Instagram cosplayer and woman of color, @unproducktive, started getting serious about cosplay four years ago. She said she hasn’t found the kind of support from other cosplayers of color that she expected either.
“I've found it hard to make true friends in the cosplay community, especially with other POCs,” said unproducktive. “Don't get me wrong, I have a ton of great hearted POC friends, but I have also had a lot of bad experiences.”
Unproducktive said she notices that a lot of cosplayers of color tend to look down on those “below” them and ignore everyone else, in order to get to the top.
“Since cosplay fame-dom became a thing because of social media, I feel like it’s become a group of crabs in a barrel,” added unproducktive.
Sometimes the only way to help the situation is to give advice to new cosplayers about what to do when inevitably encountering unfair treatment while cosplaying. Unproducktive advises cosplayers not to rely too heavily on outside opinions.
“I have gotten tough skin through cosplay and learned a lot about myself,” She said. “I just remind myself that their opinion is invalid and they do not mean much. You cosplay for YOU! You must remember that.”
"I just remind myself that their opinion is invalid and they do not mean much. You cosplay for YOU! You must remember that.”

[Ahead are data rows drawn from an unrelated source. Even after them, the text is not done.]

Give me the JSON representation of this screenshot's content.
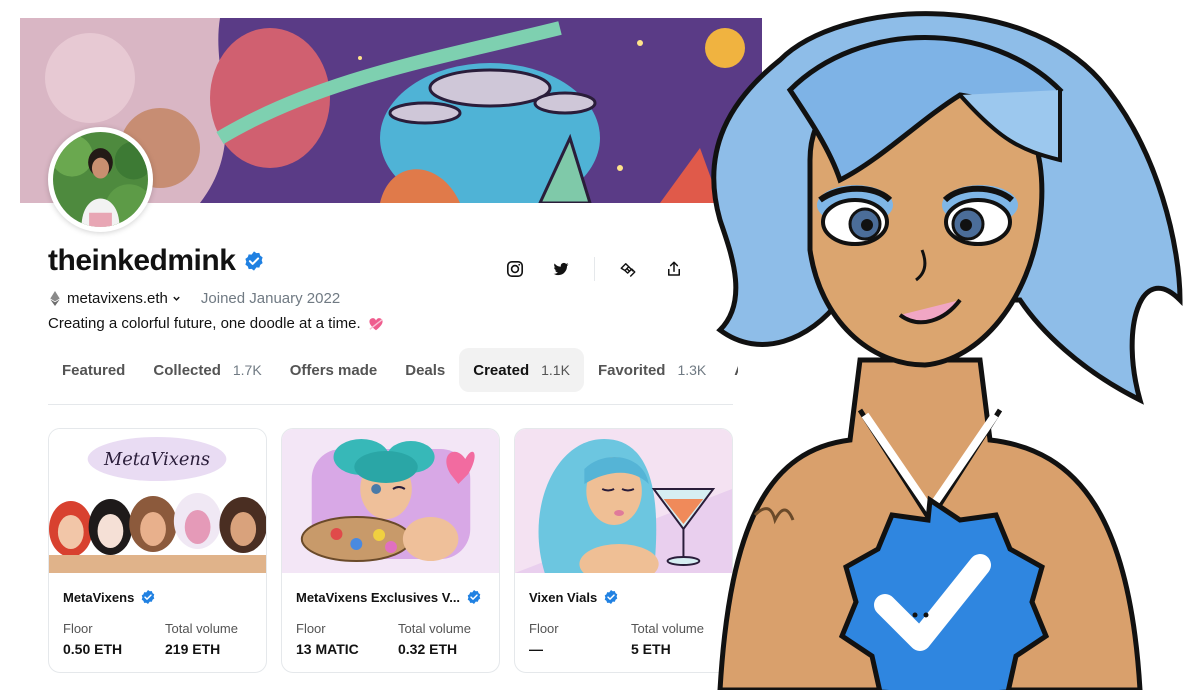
{
  "profile": {
    "username": "theinkedmink",
    "wallet": "metavixens.eth",
    "joined": "Joined January 2022",
    "bio": "Creating a colorful future, one doodle at a time."
  },
  "actions": [
    "instagram-icon",
    "twitter-icon",
    "offer-icon",
    "share-icon"
  ],
  "tabs": [
    {
      "label": "Featured",
      "count": ""
    },
    {
      "label": "Collected",
      "count": "1.7K"
    },
    {
      "label": "Offers made",
      "count": ""
    },
    {
      "label": "Deals",
      "count": ""
    },
    {
      "label": "Created",
      "count": "1.1K"
    },
    {
      "label": "Favorited",
      "count": "1.3K"
    },
    {
      "label": "A",
      "count": ""
    }
  ],
  "active_tab": "Created",
  "cards": [
    {
      "title": "MetaVixens",
      "floor_label": "Floor",
      "floor": "0.50 ETH",
      "volume_label": "Total volume",
      "volume": "219 ETH",
      "image_text": "MetaVixens"
    },
    {
      "title": "MetaVixens Exclusives V...",
      "floor_label": "Floor",
      "floor": "13 MATIC",
      "volume_label": "Total volume",
      "volume": "0.32 ETH"
    },
    {
      "title": "Vixen Vials",
      "floor_label": "Floor",
      "floor": "—",
      "volume_label": "Total volume",
      "volume": "5 ETH"
    }
  ],
  "colors": {
    "verified": "#2081e2",
    "text": "#121212",
    "muted": "#707a83",
    "active_tab_bg": "#f2f2f2"
  }
}
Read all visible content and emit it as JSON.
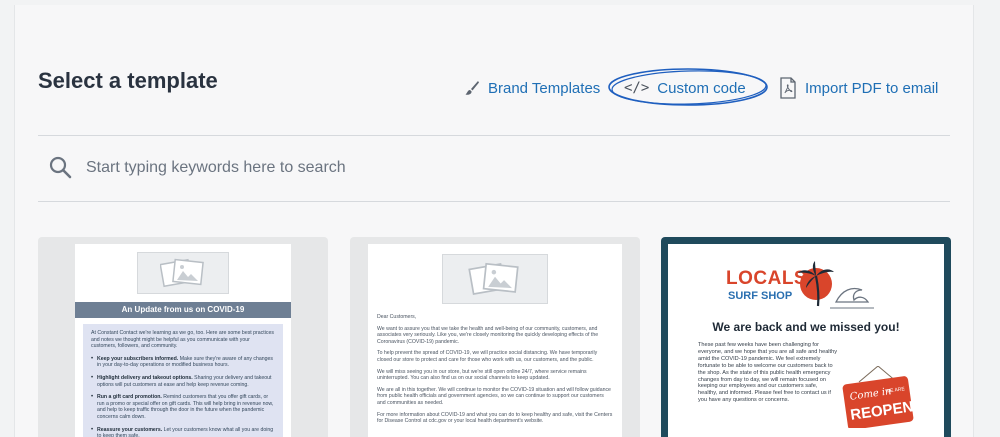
{
  "page": {
    "title": "Select a template"
  },
  "toolbar": {
    "brand_label": "Brand Templates",
    "custom_label": "Custom code",
    "custom_icon_text": "</>",
    "import_label": "Import PDF to email"
  },
  "search": {
    "placeholder": "Start typing keywords here to search"
  },
  "icons": {
    "brand": "paintbrush-icon",
    "custom": "code-icon",
    "import": "pdf-file-icon",
    "search": "search-icon"
  },
  "colors": {
    "accent": "#1f6fb5",
    "title": "#2a3340",
    "card3_frame": "#1f4a5c",
    "banner": "#6e7f94"
  },
  "templates": [
    {
      "banner": "An Update from us on COVID-19",
      "intro": "At Constant Contact we're learning as we go, too. Here are some best practices and notes we thought might be helpful as you communicate with your customers, followers, and community.",
      "bullets": [
        {
          "title": "Keep your subscribers informed.",
          "text": " Make sure they're aware of any changes in your day-to-day operations or modified business hours."
        },
        {
          "title": "Highlight delivery and takeout options.",
          "text": " Sharing your delivery and takeout options will put customers at ease and help keep revenue coming."
        },
        {
          "title": "Run a gift card promotion.",
          "text": " Remind customers that you offer gift cards, or run a promo or special offer on gift cards. This will help bring in revenue now, and help to keep traffic through the door in the future when the pandemic concerns calm down."
        },
        {
          "title": "Reassure your customers.",
          "text": " Let your customers know what all you are doing to keep them safe."
        }
      ]
    },
    {
      "paragraphs": [
        "Dear Customers,",
        "We want to assure you that we take the health and well-being of our community, customers, and associates very seriously. Like you, we're closely monitoring the quickly developing effects of the Coronavirus (COVID-19) pandemic.",
        "To help prevent the spread of COVID-19, we will practice social distancing. We have temporarily closed our store to protect and care for those who work with us, our customers, and the public.",
        "We will miss seeing you in our store, but we're still open online 24/7, where service remains uninterrupted. You can also find us on our social channels to keep updated.",
        "We are all in this together. We will continue to monitor the COVID-19 situation and will follow guidance from public health officials and government agencies, so we can continue to support our customers and communities as needed.",
        "For more information about COVID-19 and what you can do to keep healthy and safe, visit the Centers for Disease Control at cdc.gov or your local health department's website."
      ]
    },
    {
      "logo_top": "LOCALS",
      "logo_bottom": "SURF SHOP",
      "heading": "We are back and we missed you!",
      "body": "These past few weeks have been challenging for everyone, and we hope that you are all safe and healthy amid the COVID-19 pandemic. We feel extremely fortunate to be able to welcome our customers back to the shop. As the state of this public health emergency changes from day to day, we will remain focused on keeping our employees and our customers safe, healthy, and informed. Please feel free to contact us if you have any questions or concerns.",
      "sign_script": "Come in",
      "sign_small": "WE ARE",
      "sign_main": "REOPEN"
    }
  ]
}
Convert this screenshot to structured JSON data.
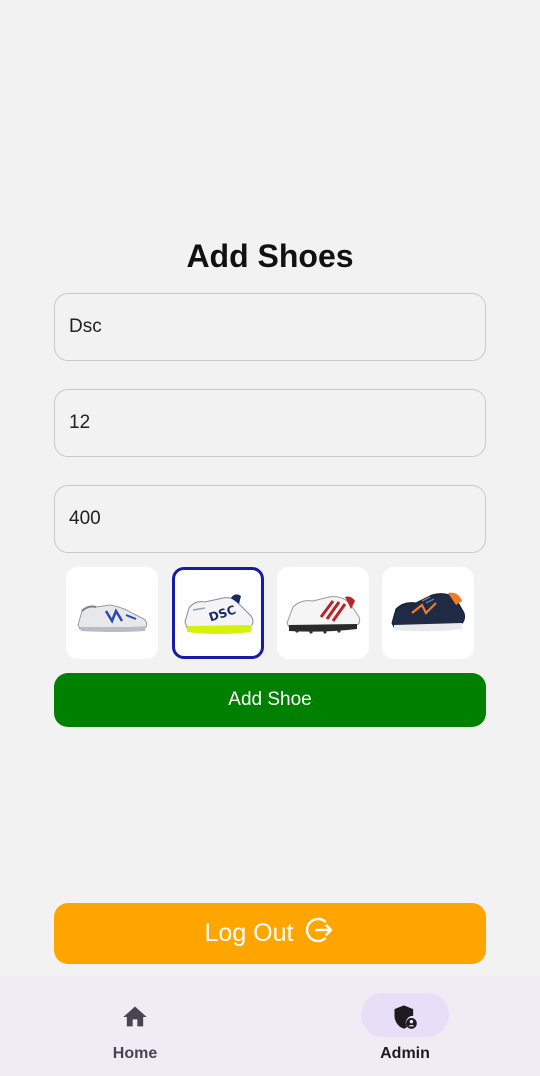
{
  "page": {
    "title": "Add Shoes"
  },
  "form": {
    "name_value": "Dsc",
    "size_value": "12",
    "price_value": "400"
  },
  "shoe_options": [
    {
      "name": "new-balance-shoe",
      "selected": false
    },
    {
      "name": "dsc-shoe",
      "selected": true
    },
    {
      "name": "adidas-red-shoe",
      "selected": false
    },
    {
      "name": "navy-running-shoe",
      "selected": false
    }
  ],
  "buttons": {
    "add_label": "Add Shoe",
    "logout_label": "Log Out"
  },
  "bottom_nav": {
    "home_label": "Home",
    "admin_label": "Admin",
    "active": "Admin"
  },
  "colors": {
    "add_button": "#008000",
    "logout_button": "#ffa500",
    "selected_border": "#1a1aa8",
    "nav_active_pill": "#e8def8"
  }
}
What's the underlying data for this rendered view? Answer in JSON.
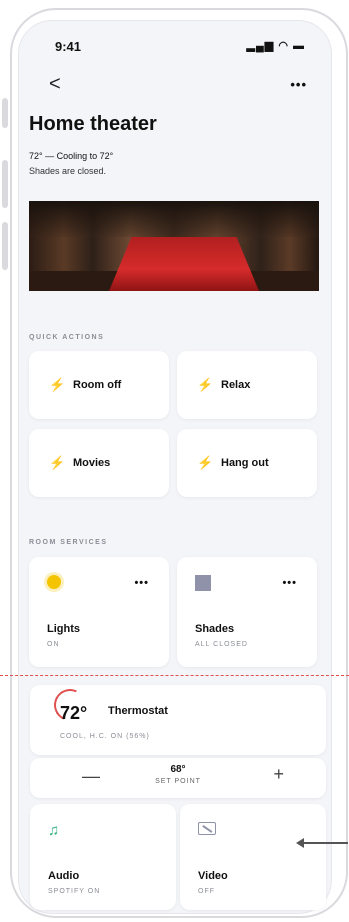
{
  "status_bar": {
    "time": "9:41",
    "icons": "••• ▲ ▬"
  },
  "nav": {
    "back": "<",
    "more": "•••"
  },
  "room": {
    "title": "Home theater",
    "climate_summary": "72° — Cooling to 72°",
    "shades_summary": "Shades are closed."
  },
  "quick_actions": {
    "label": "QUICK ACTIONS",
    "items": [
      {
        "label": "Room off",
        "icon": "bolt-icon"
      },
      {
        "label": "Relax",
        "icon": "bolt-icon"
      },
      {
        "label": "Movies",
        "icon": "bolt-icon"
      },
      {
        "label": "Hang out",
        "icon": "bolt-icon"
      }
    ]
  },
  "room_services": {
    "label": "ROOM SERVICES",
    "lights": {
      "name": "Lights",
      "state": "ON",
      "more": "•••"
    },
    "shades": {
      "name": "Shades",
      "state": "ALL CLOSED",
      "more": "•••"
    },
    "thermostat": {
      "temp": "72°",
      "name": "Thermostat",
      "state": "COOL, H.C. ON (56%)",
      "set_point_value": "68°",
      "set_point_caption": "SET POINT",
      "minus": "—",
      "plus": "+"
    },
    "audio": {
      "name": "Audio",
      "state": "SPOTIFY ON",
      "icon": "♫"
    },
    "video": {
      "name": "Video",
      "state": "OFF"
    }
  },
  "colors": {
    "accent_bolt": "#f5b800",
    "sun": "#f5c400",
    "music": "#2cae7a",
    "thermo_arc": "#e05050"
  }
}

Another way to help out is to speak up about the discrimination if you see it happening to someone.
“Raise awareness if you can, but also get support,” lani_cosplays said. “You’re more than the troubles you face, and haters don’t make your cosplay any less valuable.”
Naturally, I agree with all of this advice. My personal words of wisdom as a cosplayer of nearly six years, is to just do what you want. It seems pretty straight forward, but the moment you make the decision to stop worrying how you’ll be perceived and start not caring, is the moment you find freedom in the cosplay community.
I started cosplaying in seventh grade and it’s been a huge part of my life since then. My first cosplay was terrible, I knew it was, but I felt great. Before cosplay, I was entirely lacking confidence. I was bullied in elementary school and middle school, but after finding cosplay, I noticed a massive change in myself. It was like this whole new world opened up to me. Even so, it took a while for my confidence to grow.
I used to be terrified to wear crop tops in cosplay, but now I willingly do it. I used to only cosplay characters with unnatural skin tones, so that I could paint myself with body paint, and it made me feel more comfortable. I was holding myself back. It wasn’t until I finally started sharing my cosplays online when I realized that I was limiting myself.
When I first looked to Tumblr, I saw a wide, beautiful land of cosplayers with all different skin tones and body types. In the early stages of my time as a social media cosplayer, I was wide-eyed with wonder at all of the diversity. I never even noticed the abuse that POC received. I suppose not being able to see how unfair it all was allowed me time to build up my confidence and grow a tougher skin. By the time I actually encountered discrimination, I simply brushed it off. Although I didn’t take the many insults personally, finally encountering it made me want to work even harder so that I could show everyone that cosplayers of color are just as good as other cosplayers.
"When I first looked to Tumblr, I saw a wide, beautiful land of cosplayers with all different skin tones and body types. In the early stages of my time as a social media cosplayer, I was wide-eyed with wonder at all of the diversity."
— Avery Alexander
Now, I actively cosplay white characters and I feel great. All of my success and self-discovery with cosplay has come from me gaining confidence and finding empowerment in cosplaying for me and for helping others. There will always be the people who don’t think I shouldn’t be cosplaying Cinderella, or wearing a small top, but I know I look great, so why should I worry?